The Locker Project is awesome. It "gives people ownership over their personal data and clear control over how it's protected and shared". You can get your own Locker to run apps on your data. All in all, a project that has me excited.
The high-level concepts make a lot of sense (I particularly like the idea of Service Types!).
I found, however:
- it is very difficult to get started ("it's far from intuitive or uniform")
- it needs more structure and well-defined interfaces
- it lacks Node idioms and conventions (i.e. closer to a @visionmedia or @indexzero project style)
This is my take. It is meant to be constructive criticism, providing a concrete solution. Or rather, some guidelines.
- Establish a rich yet concise domain vocabulary
- Reorganize and restructure in order to have clear separation and well-defined interfaces
- Develop a small but working version (not everything will be implemented)
- Organized documentation
My hope is that we'll be able to incorporate these ideas into the great deal of work already present in The Locker Project itself.
- Don't start mongod process. Let users do it themselves (they might have a running instance already).
- Should be one Node application. If Python/Ruby/whatever are needed, spawn a child process. The rest is HTTP.
- Remove "Me" directory. Data belongs to the database (if there are fears of data loss, maybe use something else than MongoDB).
- Eventually use
~/.lockeras a working directory.
- Connectors and Collections shouldn't require a GUI.
- An app should require as little configuration as possible (and a piping json to stdin is a bit- unconventional).
- Apps are clearly separated from the core library. The

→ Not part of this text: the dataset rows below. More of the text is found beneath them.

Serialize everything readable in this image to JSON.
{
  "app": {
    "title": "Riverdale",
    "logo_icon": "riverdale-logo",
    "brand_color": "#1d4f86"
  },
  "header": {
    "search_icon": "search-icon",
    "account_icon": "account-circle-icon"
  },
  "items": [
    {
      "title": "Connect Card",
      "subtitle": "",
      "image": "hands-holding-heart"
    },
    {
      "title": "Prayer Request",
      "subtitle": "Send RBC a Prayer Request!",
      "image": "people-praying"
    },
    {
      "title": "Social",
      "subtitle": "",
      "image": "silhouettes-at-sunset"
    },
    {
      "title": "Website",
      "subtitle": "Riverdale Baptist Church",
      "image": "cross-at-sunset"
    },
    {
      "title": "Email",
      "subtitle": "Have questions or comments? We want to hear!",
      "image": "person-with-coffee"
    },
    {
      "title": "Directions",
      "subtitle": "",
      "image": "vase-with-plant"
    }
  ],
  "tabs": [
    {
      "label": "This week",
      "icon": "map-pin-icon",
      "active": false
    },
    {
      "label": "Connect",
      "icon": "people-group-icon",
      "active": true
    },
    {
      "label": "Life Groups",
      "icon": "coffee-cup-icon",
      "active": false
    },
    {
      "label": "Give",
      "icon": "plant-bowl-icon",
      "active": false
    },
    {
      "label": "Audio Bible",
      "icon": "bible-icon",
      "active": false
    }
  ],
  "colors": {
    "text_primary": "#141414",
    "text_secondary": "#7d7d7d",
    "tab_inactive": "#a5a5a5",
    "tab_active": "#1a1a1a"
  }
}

sample-appsdirectory is only for reference.
- Bring in h1jinx's EventEmitter2 that deals with wildcards for Service Types